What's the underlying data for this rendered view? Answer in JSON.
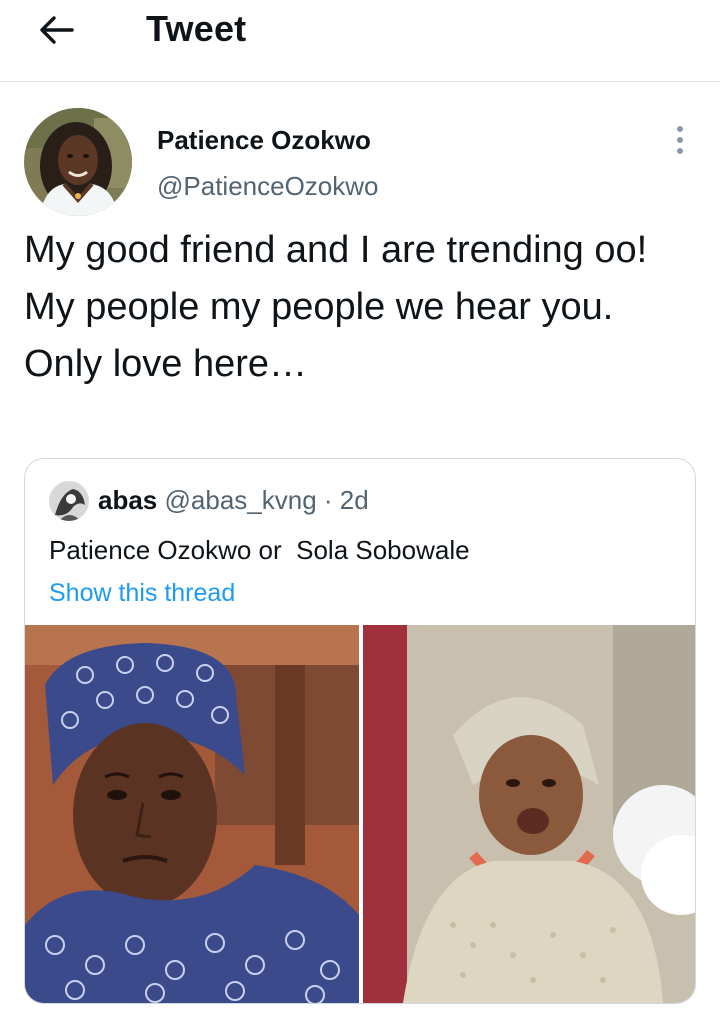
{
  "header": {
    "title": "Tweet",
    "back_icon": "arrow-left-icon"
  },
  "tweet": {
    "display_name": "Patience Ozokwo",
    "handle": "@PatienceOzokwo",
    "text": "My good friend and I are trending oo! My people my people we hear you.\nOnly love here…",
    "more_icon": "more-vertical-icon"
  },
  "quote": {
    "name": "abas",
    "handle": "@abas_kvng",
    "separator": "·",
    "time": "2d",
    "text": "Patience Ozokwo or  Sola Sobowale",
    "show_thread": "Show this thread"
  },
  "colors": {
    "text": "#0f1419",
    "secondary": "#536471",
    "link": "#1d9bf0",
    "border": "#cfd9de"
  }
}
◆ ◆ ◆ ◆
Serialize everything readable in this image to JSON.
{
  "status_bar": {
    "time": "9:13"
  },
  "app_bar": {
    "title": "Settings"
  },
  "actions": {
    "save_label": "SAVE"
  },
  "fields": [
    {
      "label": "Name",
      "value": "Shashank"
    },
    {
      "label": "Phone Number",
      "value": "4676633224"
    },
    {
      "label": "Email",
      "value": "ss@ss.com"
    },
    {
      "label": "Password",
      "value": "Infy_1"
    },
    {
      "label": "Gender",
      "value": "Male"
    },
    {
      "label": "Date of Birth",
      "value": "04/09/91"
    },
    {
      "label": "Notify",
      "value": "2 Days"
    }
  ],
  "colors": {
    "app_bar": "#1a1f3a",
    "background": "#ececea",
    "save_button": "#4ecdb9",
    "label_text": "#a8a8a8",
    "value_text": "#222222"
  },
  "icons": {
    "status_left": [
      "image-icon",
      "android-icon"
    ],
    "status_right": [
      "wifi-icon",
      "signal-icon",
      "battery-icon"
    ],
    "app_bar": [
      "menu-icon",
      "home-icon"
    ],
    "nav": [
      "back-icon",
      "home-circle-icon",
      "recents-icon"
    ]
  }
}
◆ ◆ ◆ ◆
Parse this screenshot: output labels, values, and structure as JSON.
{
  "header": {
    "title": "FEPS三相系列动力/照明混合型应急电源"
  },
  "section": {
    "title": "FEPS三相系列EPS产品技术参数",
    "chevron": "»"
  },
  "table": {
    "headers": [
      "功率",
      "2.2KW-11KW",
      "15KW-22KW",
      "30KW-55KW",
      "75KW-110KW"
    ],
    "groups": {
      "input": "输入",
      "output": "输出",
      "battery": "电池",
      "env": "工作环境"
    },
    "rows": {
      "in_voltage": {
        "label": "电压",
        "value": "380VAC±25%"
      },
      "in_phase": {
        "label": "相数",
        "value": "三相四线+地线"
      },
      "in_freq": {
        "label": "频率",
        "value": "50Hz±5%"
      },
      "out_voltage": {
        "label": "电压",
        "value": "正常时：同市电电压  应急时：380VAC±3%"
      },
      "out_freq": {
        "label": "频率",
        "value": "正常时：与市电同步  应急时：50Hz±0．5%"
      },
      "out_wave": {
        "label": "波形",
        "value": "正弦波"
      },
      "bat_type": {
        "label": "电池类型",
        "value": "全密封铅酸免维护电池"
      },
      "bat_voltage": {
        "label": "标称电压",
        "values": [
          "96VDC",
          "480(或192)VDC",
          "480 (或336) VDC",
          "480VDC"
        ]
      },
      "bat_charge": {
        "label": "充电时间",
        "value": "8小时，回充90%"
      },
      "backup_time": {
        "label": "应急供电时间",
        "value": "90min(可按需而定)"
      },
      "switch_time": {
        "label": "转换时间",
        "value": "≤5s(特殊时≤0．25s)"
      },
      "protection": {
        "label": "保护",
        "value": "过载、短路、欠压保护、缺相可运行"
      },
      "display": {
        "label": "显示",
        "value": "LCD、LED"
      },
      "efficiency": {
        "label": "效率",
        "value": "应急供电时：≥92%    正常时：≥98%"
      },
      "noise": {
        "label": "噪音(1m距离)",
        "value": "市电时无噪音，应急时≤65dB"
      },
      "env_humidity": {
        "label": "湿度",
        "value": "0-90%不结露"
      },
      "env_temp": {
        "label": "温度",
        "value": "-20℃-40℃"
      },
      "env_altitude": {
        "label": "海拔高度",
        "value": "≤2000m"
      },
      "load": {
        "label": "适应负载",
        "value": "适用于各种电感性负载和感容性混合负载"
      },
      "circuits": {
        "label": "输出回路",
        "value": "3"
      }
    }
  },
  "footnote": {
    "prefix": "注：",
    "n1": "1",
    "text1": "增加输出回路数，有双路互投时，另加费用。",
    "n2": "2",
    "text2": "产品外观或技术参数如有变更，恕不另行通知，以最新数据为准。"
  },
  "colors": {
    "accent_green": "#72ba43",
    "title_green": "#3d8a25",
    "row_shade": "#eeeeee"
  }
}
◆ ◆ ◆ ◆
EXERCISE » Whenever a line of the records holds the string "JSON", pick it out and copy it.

COMPLETED TASK »
What's the underlying data for this rendered view? Answer in JSON.
Serialize everything readable in this image to JSON.
Parse this screenshot: output labels, values, and structure as JSON.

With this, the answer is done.